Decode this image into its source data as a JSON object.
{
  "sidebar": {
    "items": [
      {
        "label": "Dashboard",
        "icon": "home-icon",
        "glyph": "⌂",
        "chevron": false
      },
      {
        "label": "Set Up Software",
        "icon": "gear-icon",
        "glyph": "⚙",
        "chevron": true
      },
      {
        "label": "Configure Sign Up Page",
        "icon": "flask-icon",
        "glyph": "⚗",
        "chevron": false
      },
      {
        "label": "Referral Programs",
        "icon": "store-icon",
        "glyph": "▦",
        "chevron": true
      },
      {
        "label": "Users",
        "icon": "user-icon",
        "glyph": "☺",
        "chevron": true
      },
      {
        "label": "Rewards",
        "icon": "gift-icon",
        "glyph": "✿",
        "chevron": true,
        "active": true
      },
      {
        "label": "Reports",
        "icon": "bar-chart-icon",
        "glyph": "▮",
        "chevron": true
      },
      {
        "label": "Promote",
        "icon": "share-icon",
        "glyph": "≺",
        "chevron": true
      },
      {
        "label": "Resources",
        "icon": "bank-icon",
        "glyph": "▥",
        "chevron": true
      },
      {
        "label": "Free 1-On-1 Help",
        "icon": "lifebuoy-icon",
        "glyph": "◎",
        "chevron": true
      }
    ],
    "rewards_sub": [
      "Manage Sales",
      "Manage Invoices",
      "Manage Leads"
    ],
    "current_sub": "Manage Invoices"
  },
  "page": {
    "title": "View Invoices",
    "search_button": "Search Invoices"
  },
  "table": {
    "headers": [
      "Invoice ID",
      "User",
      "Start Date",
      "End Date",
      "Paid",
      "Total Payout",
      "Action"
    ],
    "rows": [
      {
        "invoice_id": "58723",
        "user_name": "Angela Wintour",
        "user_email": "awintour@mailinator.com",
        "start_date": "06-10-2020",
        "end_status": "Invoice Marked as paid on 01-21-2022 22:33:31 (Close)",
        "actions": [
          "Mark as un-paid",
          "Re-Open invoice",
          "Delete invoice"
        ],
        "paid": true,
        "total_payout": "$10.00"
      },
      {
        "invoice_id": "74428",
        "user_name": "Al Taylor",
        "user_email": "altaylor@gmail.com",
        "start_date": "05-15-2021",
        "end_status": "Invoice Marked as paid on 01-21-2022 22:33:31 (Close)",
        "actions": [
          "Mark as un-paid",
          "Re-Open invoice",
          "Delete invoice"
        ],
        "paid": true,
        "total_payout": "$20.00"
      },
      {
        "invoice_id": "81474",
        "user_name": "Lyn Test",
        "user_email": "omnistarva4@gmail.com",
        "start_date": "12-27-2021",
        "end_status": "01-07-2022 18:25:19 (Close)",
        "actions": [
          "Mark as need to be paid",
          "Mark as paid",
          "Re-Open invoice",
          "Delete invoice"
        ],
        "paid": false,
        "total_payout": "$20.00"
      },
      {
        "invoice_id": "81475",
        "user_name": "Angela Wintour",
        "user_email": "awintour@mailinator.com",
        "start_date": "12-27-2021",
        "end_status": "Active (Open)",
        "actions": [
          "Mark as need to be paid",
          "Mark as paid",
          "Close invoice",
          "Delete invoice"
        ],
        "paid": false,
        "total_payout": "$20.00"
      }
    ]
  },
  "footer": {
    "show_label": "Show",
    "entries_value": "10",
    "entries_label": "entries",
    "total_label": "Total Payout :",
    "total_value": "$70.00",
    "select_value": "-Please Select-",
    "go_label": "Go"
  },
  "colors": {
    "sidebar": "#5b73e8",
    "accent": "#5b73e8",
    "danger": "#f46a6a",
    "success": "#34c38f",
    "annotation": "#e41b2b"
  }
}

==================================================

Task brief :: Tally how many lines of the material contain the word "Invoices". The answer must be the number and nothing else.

Your response :: 4